Extreme places are for cavers who like fourteen hour trips and want to be pushed to the limit. Pettyjohn Cave offers four of these areas. The Labyrinth, of which I have only visited the beginning.
The Discovery Room above the Emerald Pool that you have to use the old existing rope or do a hard technical climb. An extension pole was first used to reach this area. And I understand that there is much to discover beyond the Emerald Pool.
The Outer Limits, which I’m not even sure what level you get to. I’ve explored the stream passage to narrow muddy squeezes that eventually turned me back and high, dry passages that might as well be the trail. They were ten-hour trips and he still hadn’t found the Outer Limits. I met Richard Schreiber once when he was coming out of the cave and he was excited to be back under the mountain and I think he was referring to the outer limits. I have a copy of most of his survey notes, but I think I’m missing one that describes how to get there.
Schreiber’s Extension is a long creek passage with many tracks and places to climb along the way. The end is a low current passage that has been dug out and pushed into a second low room blocked by another low current drag. This passage continues around the edge of the mountain and takes in water from the mountainside. The cave is still lower than the valley but below the edge of the mountain.
Possibilities of new discoveries
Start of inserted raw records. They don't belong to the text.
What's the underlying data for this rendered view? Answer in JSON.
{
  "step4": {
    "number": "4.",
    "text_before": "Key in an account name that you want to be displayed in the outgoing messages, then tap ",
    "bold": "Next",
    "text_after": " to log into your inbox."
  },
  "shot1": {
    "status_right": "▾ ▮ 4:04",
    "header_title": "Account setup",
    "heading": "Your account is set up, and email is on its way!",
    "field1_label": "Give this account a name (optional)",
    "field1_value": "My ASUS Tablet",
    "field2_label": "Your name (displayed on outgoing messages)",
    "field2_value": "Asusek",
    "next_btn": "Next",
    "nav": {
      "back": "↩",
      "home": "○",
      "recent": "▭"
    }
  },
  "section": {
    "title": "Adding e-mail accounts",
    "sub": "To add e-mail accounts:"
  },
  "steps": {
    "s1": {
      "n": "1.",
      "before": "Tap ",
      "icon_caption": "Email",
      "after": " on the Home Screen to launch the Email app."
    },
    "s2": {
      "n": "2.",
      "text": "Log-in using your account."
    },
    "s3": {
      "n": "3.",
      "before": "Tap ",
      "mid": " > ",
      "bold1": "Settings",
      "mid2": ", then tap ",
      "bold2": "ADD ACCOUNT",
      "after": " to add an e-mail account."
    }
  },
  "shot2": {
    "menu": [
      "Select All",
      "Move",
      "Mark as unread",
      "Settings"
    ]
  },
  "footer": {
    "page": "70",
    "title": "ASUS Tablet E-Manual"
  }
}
The most promising area that I think could be developed is the east. There are many sinkholes along the mountain to the east of the entrance and Crowell Domes is the easternmost part of the cave with the exception of Labyrinth and Screech Owl Cave. There’s a possible Echo Room track that I’d like to push someday, but it would require some rock removal. There is also a large sink on the top of the mountain to the east of Pettyjohn that I think the water has been traced to the sinkhole under the entrance room in Pettyjohn. Pettyjohn provides drainage for most of this side of Pigeon Mountain all the way to Ellison Cave, which drains the north end of the mountain. Recent discoveries have been made at Schreiber’s Extension, the Discovery Room, and the Anamatosis Room. I have plotted 36,117 feet of level survey, nearly seven miles (6,935 miles), and a total survey length of 7,127 miles.
Pettyjohn Cave is known for its mud. There are some places where you will lose your shoes on sticky stuff. Cruise down paths where you just slide in the mud with two knee grooves from all the traffic. I have seen the lower level flood with water backing up from the creek canyon pass, which is narrow and can restrict water flow. Always check the weather forecast before going to the main waterfall. You can read about cavers getting lost in the waterfall area for days and exploring parts of the cave by clicking on the pictures inside the cave by visiting my website. I also have other links to stories about Pettyjohn on the front page.